From Publishers Weekly
Copyright 1991 Reed Business Information, Inc. --This text refers to an out of print or unavailable edition of this title.
From Library Journal
Copyright 1996 Reed Business Information, Inc.
his is a delicious satire of some big shots of US corporate journalism, but delivered through a neo-Jane Austen-level mastery of wit, character-drawing and plotting.Published 3 months ago by Hack Steele
I read this book after reading a WSJ article that identified great, but undeservedly little known artists (the others -- the painter Fairfield Porter and the composer Harold... Read morePublished 4 months ago by Quality not quantity

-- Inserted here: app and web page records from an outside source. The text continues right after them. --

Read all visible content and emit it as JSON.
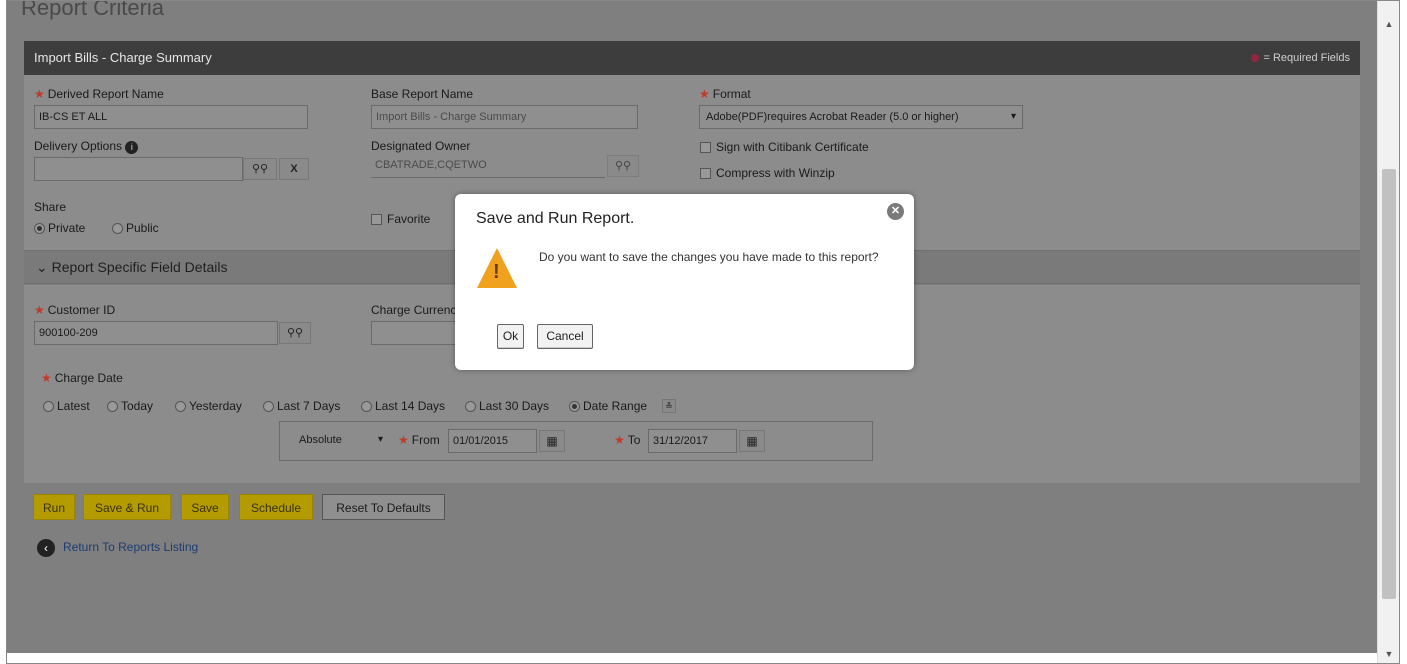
{
  "page": {
    "heading": "Report Criteria"
  },
  "panel": {
    "title": "Import Bills - Charge Summary",
    "required_legend": "= Required Fields"
  },
  "fields": {
    "derived_report_name": {
      "label": "Derived Report Name",
      "value": "IB-CS ET ALL"
    },
    "base_report_name": {
      "label": "Base Report Name",
      "value": "Import Bills - Charge Summary"
    },
    "format": {
      "label": "Format",
      "value": "Adobe(PDF)requires Acrobat Reader (5.0 or higher)"
    },
    "delivery_options": {
      "label": "Delivery Options",
      "value": "",
      "clear_label": "X"
    },
    "designated_owner": {
      "label": "Designated Owner",
      "value": "CBATRADE,CQETWO"
    },
    "sign_certificate": {
      "label": "Sign with Citibank Certificate"
    },
    "compress_winzip": {
      "label": "Compress with Winzip"
    },
    "share": {
      "label": "Share",
      "options": [
        "Private",
        "Public"
      ],
      "selected": "Private"
    },
    "favorite": {
      "label": "Favorite"
    }
  },
  "section": {
    "title": "Report Specific Field Details"
  },
  "specific": {
    "customer_id": {
      "label": "Customer ID",
      "value": "900100-209"
    },
    "charge_currency": {
      "label": "Charge Currency",
      "value": ""
    },
    "charge_date": {
      "label": "Charge Date",
      "options": [
        "Latest",
        "Today",
        "Yesterday",
        "Last 7 Days",
        "Last 14 Days",
        "Last 30 Days",
        "Date Range"
      ],
      "selected": "Date Range",
      "mode": "Absolute",
      "from_label": "From",
      "from": "01/01/2015",
      "to_label": "To",
      "to": "31/12/2017"
    }
  },
  "actions": {
    "run": "Run",
    "save_run": "Save & Run",
    "save": "Save",
    "schedule": "Schedule",
    "reset": "Reset To Defaults",
    "return_link": "Return To Reports Listing"
  },
  "modal": {
    "title": "Save and Run Report.",
    "message": "Do you want to save the changes you have made to this report?",
    "ok": "Ok",
    "cancel": "Cancel"
  },
  "icons": {
    "binoculars": "binoculars-icon",
    "calendar": "calendar-icon",
    "warning": "warning-icon",
    "close": "close-icon",
    "info": "info-icon",
    "back": "back-arrow-icon"
  },
  "colors": {
    "action_button": "#b39b00",
    "panel_header": "#3d3d3d",
    "warning": "#f0a21f",
    "required_star": "#c0392b"
  }
}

I had read reviews and though it sounded like something I would like, but I just didn't care for the writing, character development, or plot. Read morePublished 15 months ago by 42 West Main
I just could not get past the first 100 pages of this book. It just was not interesting enough to continue. Read morePublished 18 months ago by ivanino
I had to force myself to keep reading this for a while before I got into it. The behavior of the characters is as likely now as it was in the 1940s.Published 18 months ago by Kindle Customer
Pre WWII yarn about a scheming woman married to a power, vain man. Amanda is a well drawn character who's only thoughts concern herself and her position. Read morePublished 18 months ago by John R. Charles
I've heard about Dawn Powell but never read anything by her and was curious to do so. I enjoyed the story and would read more of her novels if I have the chance.Published 18 months ago by Old English Major
Women who like Candace Bushnell or "Absolutely Fabulous" should love these tales of social scheming in 1940s New York. Witty and sharp.Published 19 months ago by E. Jahneke